*Task brief*: The expected result is every line of the records, printed exactly.

*Items from an interface collection*:
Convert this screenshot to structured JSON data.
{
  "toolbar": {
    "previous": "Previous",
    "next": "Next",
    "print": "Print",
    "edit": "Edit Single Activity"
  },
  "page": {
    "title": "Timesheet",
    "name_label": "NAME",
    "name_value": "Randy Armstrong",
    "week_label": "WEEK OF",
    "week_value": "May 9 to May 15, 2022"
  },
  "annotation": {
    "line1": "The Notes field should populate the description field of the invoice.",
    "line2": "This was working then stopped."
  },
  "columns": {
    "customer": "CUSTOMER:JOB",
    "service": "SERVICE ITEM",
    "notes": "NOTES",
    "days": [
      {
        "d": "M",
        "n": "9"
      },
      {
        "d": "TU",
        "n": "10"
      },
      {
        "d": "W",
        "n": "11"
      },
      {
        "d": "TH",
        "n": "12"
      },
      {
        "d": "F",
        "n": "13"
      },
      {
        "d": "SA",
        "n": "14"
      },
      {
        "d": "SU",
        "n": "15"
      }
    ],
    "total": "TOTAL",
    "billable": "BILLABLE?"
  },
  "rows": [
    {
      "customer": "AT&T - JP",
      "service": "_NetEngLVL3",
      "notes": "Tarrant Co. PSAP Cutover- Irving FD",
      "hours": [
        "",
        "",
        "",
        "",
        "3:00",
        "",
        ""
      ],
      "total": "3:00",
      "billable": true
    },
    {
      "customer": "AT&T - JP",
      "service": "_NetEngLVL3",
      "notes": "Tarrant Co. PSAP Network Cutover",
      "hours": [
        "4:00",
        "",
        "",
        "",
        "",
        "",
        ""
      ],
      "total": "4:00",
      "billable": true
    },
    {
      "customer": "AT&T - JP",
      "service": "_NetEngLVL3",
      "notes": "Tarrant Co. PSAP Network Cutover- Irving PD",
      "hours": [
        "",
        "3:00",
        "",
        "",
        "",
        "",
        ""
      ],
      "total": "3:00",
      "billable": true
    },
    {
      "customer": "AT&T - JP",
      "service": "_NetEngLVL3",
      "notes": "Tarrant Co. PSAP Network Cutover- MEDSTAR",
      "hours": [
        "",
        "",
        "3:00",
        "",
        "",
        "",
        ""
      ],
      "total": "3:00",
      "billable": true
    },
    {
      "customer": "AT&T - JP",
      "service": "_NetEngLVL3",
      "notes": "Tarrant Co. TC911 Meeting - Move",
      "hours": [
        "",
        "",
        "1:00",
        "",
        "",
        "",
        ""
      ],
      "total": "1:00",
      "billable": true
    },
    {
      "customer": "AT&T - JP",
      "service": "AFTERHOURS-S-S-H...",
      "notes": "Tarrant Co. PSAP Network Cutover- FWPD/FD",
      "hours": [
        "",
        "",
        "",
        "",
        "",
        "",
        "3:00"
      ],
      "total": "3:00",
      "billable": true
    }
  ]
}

*Solution below*:
Convert this screenshot to structured JSON data.
{
  "toolbar": {
    "previous": "Previous",
    "next": "Next",
    "print": "Print",
    "edit": "Edit Single Activity"
  },
  "page": {
    "title": "Timesheet",
    "name_label": "NAME",
    "name_value": "Randy Armstrong",
    "week_label": "WEEK OF",
    "week_value": "May 9 to May 15, 2022"
  },
  "annotation": {
    "line1": "The Notes field should populate the description field of the invoice.",
    "line2": "This was working then stopped."
  },
  "columns": {
    "customer": "CUSTOMER:JOB",
    "service": "SERVICE ITEM",
    "notes": "NOTES",
    "days": [
      {
        "d": "M",
        "n": "9"
      },
      {
        "d": "TU",
        "n": "10"
      },
      {
        "d": "W",
        "n": "11"
      },
      {
        "d": "TH",
        "n": "12"
      },
      {
        "d": "F",
        "n": "13"
      },
      {
        "d": "SA",
        "n": "14"
      },
      {
        "d": "SU",
        "n": "15"
      }
    ],
    "total": "TOTAL",
    "billable": "BILLABLE?"
  },
  "rows": [
    {
      "customer": "AT&T - JP",
      "service": "_NetEngLVL3",
      "notes": "Tarrant Co. PSAP Cutover- Irving FD",
      "hours": [
        "",
        "",
        "",
        "",
        "3:00",
        "",
        ""
      ],
      "total": "3:00",
      "billable": true
    },
    {
      "customer": "AT&T - JP",
      "service": "_NetEngLVL3",
      "notes": "Tarrant Co. PSAP Network Cutover",
      "hours": [
        "4:00",
        "",
        "",
        "",
        "",
        "",
        ""
      ],
      "total": "4:00",
      "billable": true
    },
    {
      "customer": "AT&T - JP",
      "service": "_NetEngLVL3",
      "notes": "Tarrant Co. PSAP Network Cutover- Irving PD",
      "hours": [
        "",
        "3:00",
        "",
        "",
        "",
        "",
        ""
      ],
      "total": "3:00",
      "billable": true
    },
    {
      "customer": "AT&T - JP",
      "service": "_NetEngLVL3",
      "notes": "Tarrant Co. PSAP Network Cutover- MEDSTAR",
      "hours": [
        "",
        "",
        "3:00",
        "",
        "",
        "",
        ""
      ],
      "total": "3:00",
      "billable": true
    },
    {
      "customer": "AT&T - JP",
      "service": "_NetEngLVL3",
      "notes": "Tarrant Co. TC911 Meeting - Move",
      "hours": [
        "",
        "",
        "1:00",
        "",
        "",
        "",
        ""
      ],
      "total": "1:00",
      "billable": true
    },
    {
      "customer": "AT&T - JP",
      "service": "AFTERHOURS-S-S-H...",
      "notes": "Tarrant Co. PSAP Network Cutover- FWPD/FD",
      "hours": [
        "",
        "",
        "",
        "",
        "",
        "",
        "3:00"
      ],
      "total": "3:00",
      "billable": true
    }
  ]
}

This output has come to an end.